The Teen Mental Illness Epidemic started in 2012

The Teen Mental Illness Epidemic started in 2012. By Zach Rausch and Jon Haidt.

Teen mental health plummeted across the Western world in the early 2010s, particularly for girls and particularly in the most individualistic nations. …


All five Anglosphere countries exhibit the same basic pattern. … Why did this happen in the same way at the same time in five different countries? What could have affected girls around the English-speaking world so strongly and in such a synchronized way? …

It can’t be the 2008 Global Financial Crisis. The timing of that event is exactly the opposite of what you’d expect, namely: the epidemic should have started in 2009 and then gotten progressively better after 2012 as the economy improved in the USA and other countries.

In an earlier post, Jean Twenge showed that it can’t be caused by rising academic pressure either.
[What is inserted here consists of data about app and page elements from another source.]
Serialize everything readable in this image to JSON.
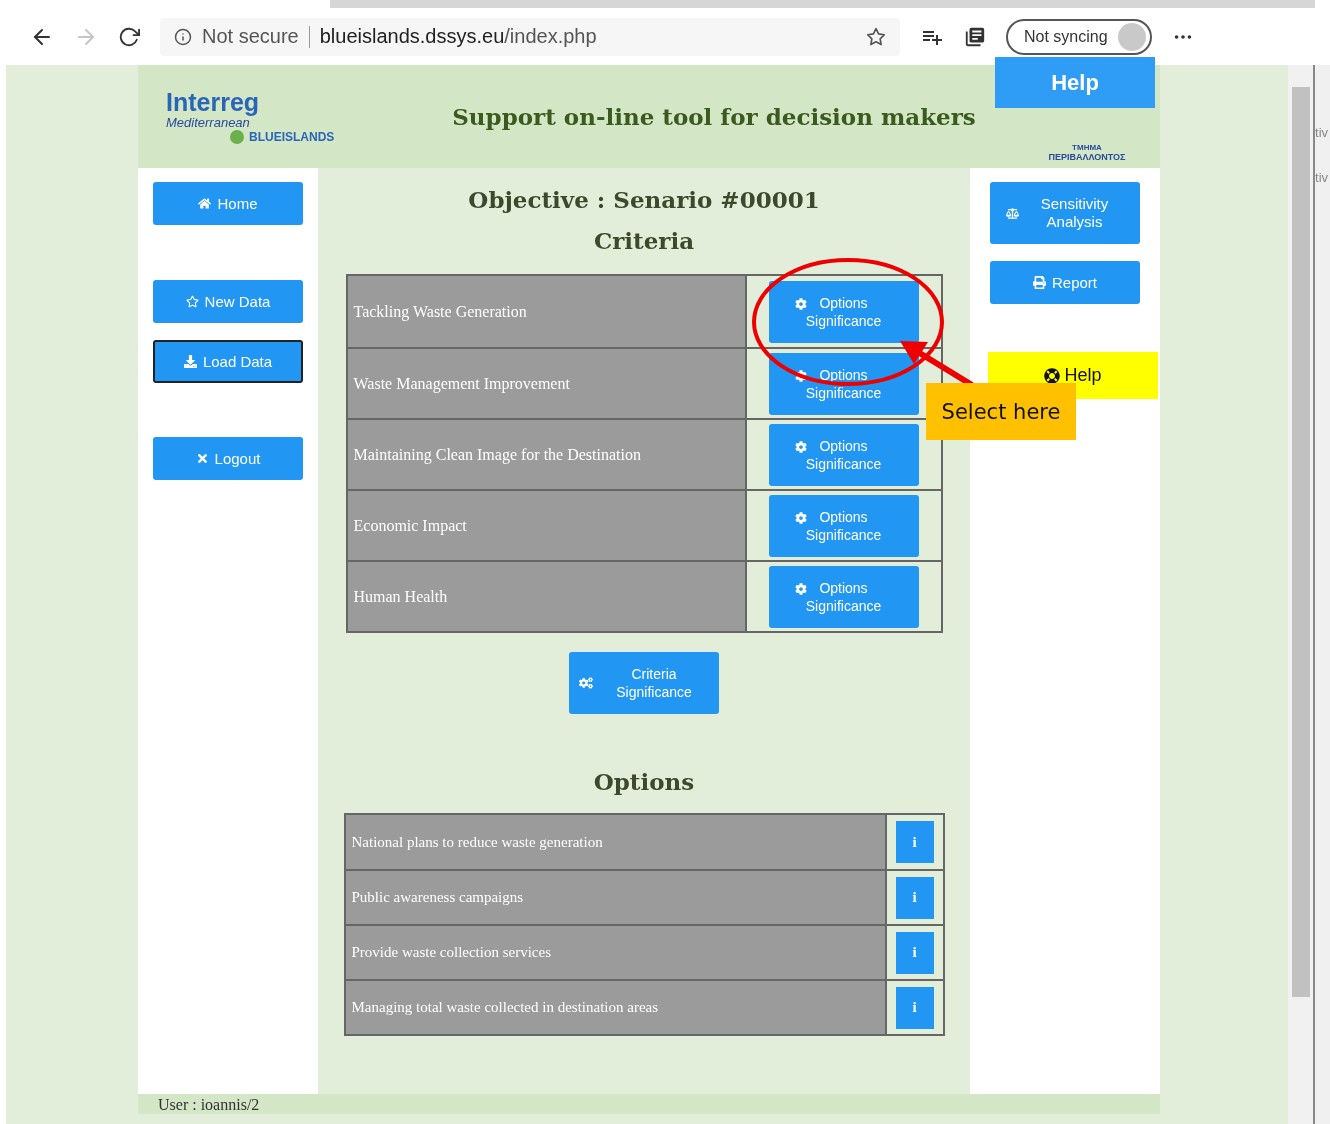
{
  "browser": {
    "security": "Not secure",
    "host": "blueislands.dssys.eu",
    "path": "/index.php",
    "sync": "Not syncing"
  },
  "header": {
    "logo_name": "Interreg",
    "logo_region": "Mediterranean",
    "logo_project": "BLUEISLANDS",
    "title": "Support on-line tool for decision makers",
    "partner_line_1": "ΤΜΗΜΑ",
    "partner_line_2": "ΠΕΡΙΒΑΛΛΟΝΤΟΣ"
  },
  "help_banner": "Help",
  "left_nav": [
    {
      "label": "Home",
      "focused": false
    },
    {
      "label": "New Data",
      "focused": false
    },
    {
      "label": "Load Data",
      "focused": true
    },
    {
      "label": "Logout",
      "focused": false
    }
  ],
  "objective": "Objective : Senario #00001",
  "criteria_heading": "Criteria",
  "criteria": [
    {
      "label": "Tackling Waste Generation",
      "button": "Options Significance"
    },
    {
      "label": "Waste Management Improvement",
      "button": "Options Significance"
    },
    {
      "label": "Maintaining Clean Image for the Destination",
      "button": "Options Significance"
    },
    {
      "label": "Economic Impact",
      "button": "Options Significance"
    },
    {
      "label": "Human Health",
      "button": "Options Significance"
    }
  ],
  "criteria_button": "Criteria Significance",
  "options_heading": "Options",
  "options": [
    {
      "label": "National plans to reduce waste generation",
      "button": "i"
    },
    {
      "label": "Public awareness campaigns",
      "button": "i"
    },
    {
      "label": "Provide waste collection services",
      "button": "i"
    },
    {
      "label": "Managing total waste collected in destination areas",
      "button": "i"
    }
  ],
  "right_nav": [
    {
      "label": "Sensitivity Analysis"
    },
    {
      "label": "Report"
    }
  ],
  "help_box": {
    "label": "Help"
  },
  "callout": "Select here",
  "footer": "User : ioannis/2",
  "edge_fragments": [
    "tiv",
    "tiv"
  ]
}
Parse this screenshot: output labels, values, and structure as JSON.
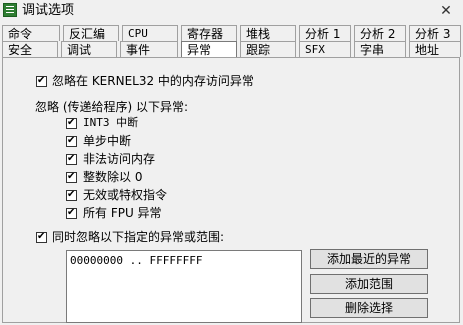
{
  "window": {
    "title": "调试选项",
    "close_glyph": "✕",
    "app_icon": "list-icon"
  },
  "tabs_row1": [
    {
      "label": "命令"
    },
    {
      "label": "反汇编"
    },
    {
      "label": "CPU"
    },
    {
      "label": "寄存器"
    },
    {
      "label": "堆栈"
    },
    {
      "label": "分析 1"
    },
    {
      "label": "分析 2"
    },
    {
      "label": "分析 3"
    }
  ],
  "tabs_row2": [
    {
      "label": "安全"
    },
    {
      "label": "调试"
    },
    {
      "label": "事件"
    },
    {
      "label": "异常"
    },
    {
      "label": "跟踪"
    },
    {
      "label": "SFX"
    },
    {
      "label": "字串"
    },
    {
      "label": "地址"
    }
  ],
  "active_tab": "异常",
  "options": {
    "ignore_kernel32": "忽略在 KERNEL32 中的内存访问异常",
    "group_label": "忽略 (传递给程序) 以下异常:",
    "int3": "INT3 中断",
    "single_step": "单步中断",
    "illegal_access": "非法访问内存",
    "div_zero": "整数除以 0",
    "invalid_instr": "无效或特权指令",
    "fpu": "所有 FPU 异常",
    "ignore_ranges": "同时忽略以下指定的异常或范围:"
  },
  "range_list": [
    "00000000 .. FFFFFFFF"
  ],
  "buttons": {
    "add_recent": "添加最近的异常",
    "add_range": "添加范围",
    "delete_selection": "删除选择"
  }
}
And it certainly can’t be caused by the most popular theory we hear in the USA: school shootings and other stress-inducing events. Why would school shootings or active shooter drills implemented only in the USA lead to an immediate epidemic across the entire English-speaking world?

At this point, there is only one theory we know of that can explain why the same thing happened to girls in so many countries at the same time: the rapid global movement from flip phones (where you can’t do social media) to smartphones and the phone-based childhood.

The first smartphone with a front-facing camera (the iPhone 4) came out in 2010, just as teens were trading in their flip phones for smartphones in large numbers. (Few teens owned an iPhone in its first few years). Facebook bought Instagram in 2012, which gave the platform a huge boost in publicity and users. So 2012 was the first year that very large numbers of girls in the developed world were spending hours each day posting photos of themselves and scrolling through hundreds of carefully edited photos of other girls.

If you suddenly transform the social lives of girls, putting them onto platforms that prioritize social comparison and performance, platforms where we know that heavy users are three times more likely to be depressed than light users, might that have some impact on the mental health of girls around the world? We think so.

Good one, Mark Zuckerberg.